For college students, this book will be a vault of treasures on how to conduct themselves, even in today’s world. There is nothing here that I believe is only for the time it was written, rather many things of which students should take to heart and apply to their lives. He writes like a father to all students, and it would be great for students to listen to him as they would their own fathers.
I would encourage every parent of a college student (or future college student) to take the time to read these letters. They will help guide and direct the thought process of parents and give wisdom to you for your own children. Though my own son is only 8-months old, I hope that I can take to heart these principles and gleam from the wisdom of a father that was much further ahead than me.
“All the world’s a screen” – at least that’s how Prof Horner sees it, and I’m starting to agree with him.

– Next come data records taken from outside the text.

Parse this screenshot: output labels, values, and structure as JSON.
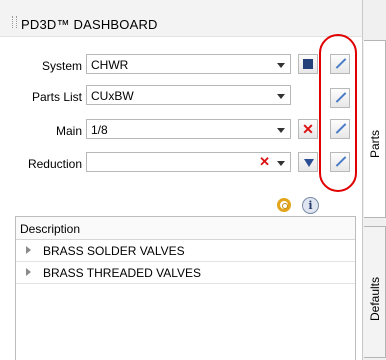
{
  "panel": {
    "title": "PD3D™ DASHBOARD"
  },
  "form": {
    "system": {
      "label": "System",
      "value": "CHWR"
    },
    "parts_list": {
      "label": "Parts List",
      "value": "CUxBW"
    },
    "main": {
      "label": "Main",
      "value": "1/8"
    },
    "reduction": {
      "label": "Reduction",
      "value": ""
    }
  },
  "icons": {
    "clear": "✕",
    "info": "i"
  },
  "tree": {
    "header": "Description",
    "rows": [
      "BRASS SOLDER VALVES",
      "BRASS THREADED VALVES"
    ]
  },
  "tabs": {
    "parts": "Parts",
    "defaults": "Defaults"
  },
  "colors": {
    "highlight": "#e00000",
    "clear": "#dd1111",
    "accent": "#2a4d95"
  }
}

Prof Horner’s work here revels both his love for film and for God’s Word and how to balance the two. As an English professor, film guru, and a student of theology, Prof Horner is the right man to speak to this very important Christian question of what do we do with film?
This book will challenge any film lover, parent, student, and Christian to actually use discernment when watching movies, and not just view them for entertainment only. His purpose is not to tell you what movies to watch, but show you how to watch them. Additionally, his goal is teach us how to see ourselves in movies, and then compare that with how God designed us to live as revealed in the Bible.
For Christians, Meaning At The Movies should be added to your “to-read” list and pushed to the top. It will create a conversation in your home, work, or church that will surely help us all use our time to the glory of God, even when we’re holding a bag of popcorn and enjoying a movie together.
Literally every book I got for Christmas (2010). 2011 is shaping up to be the year of “input” (and if you don’t get that reference, go watch Short Circuit). I haven’t decided whether or not I’m going to try and read all of them this year. That would basically be one book a month and a few them are in the 500 page range. If I can resolve to read twenty minutes a day, I think I could it–the real question is do I want to? The verdict is still out on that. Either way you can expect reviews on everything I read.
All the books listed from the top of the stack to the bottom (in the above photo):
I forget sometimes things I’ve come across or read that I want to share with people, but today I remembered a fantastic resource that you need to be aware of. The Southern Baptist Theological Seminary (SBTS) has a great, updated website with some wonderful resources for Christians. Specifically they have put together digital booklets for free download which I highly recommend. Though I haven’t read them all, I have read the “From Boy To Man: The Marks of Manhood” and thought it was a very helpful resource on the topic of Biblical manhood. Obviously I have a vested interest in the topic as a man myself and with a son that is quickly growing, but I’m sure the other topics (counseling, modesty, homosexuality, and pastoral ministry) would be of interest to you.
Though many have already read this 25 year old book, I just recently finished Neil Postman’s “Amusing Ourselves to Death “. I need to write a full review of this book sometime, but for now I’m going to leave you with this cartoon a friend forwarded me this week. I can’t stop talking about this book–it has opened my eyes to a lot of different culture influences. This cartoon does a great job of summarizing some of Neil’s larger points as he compared the philosophies of Aldous Huxley and George Orwell.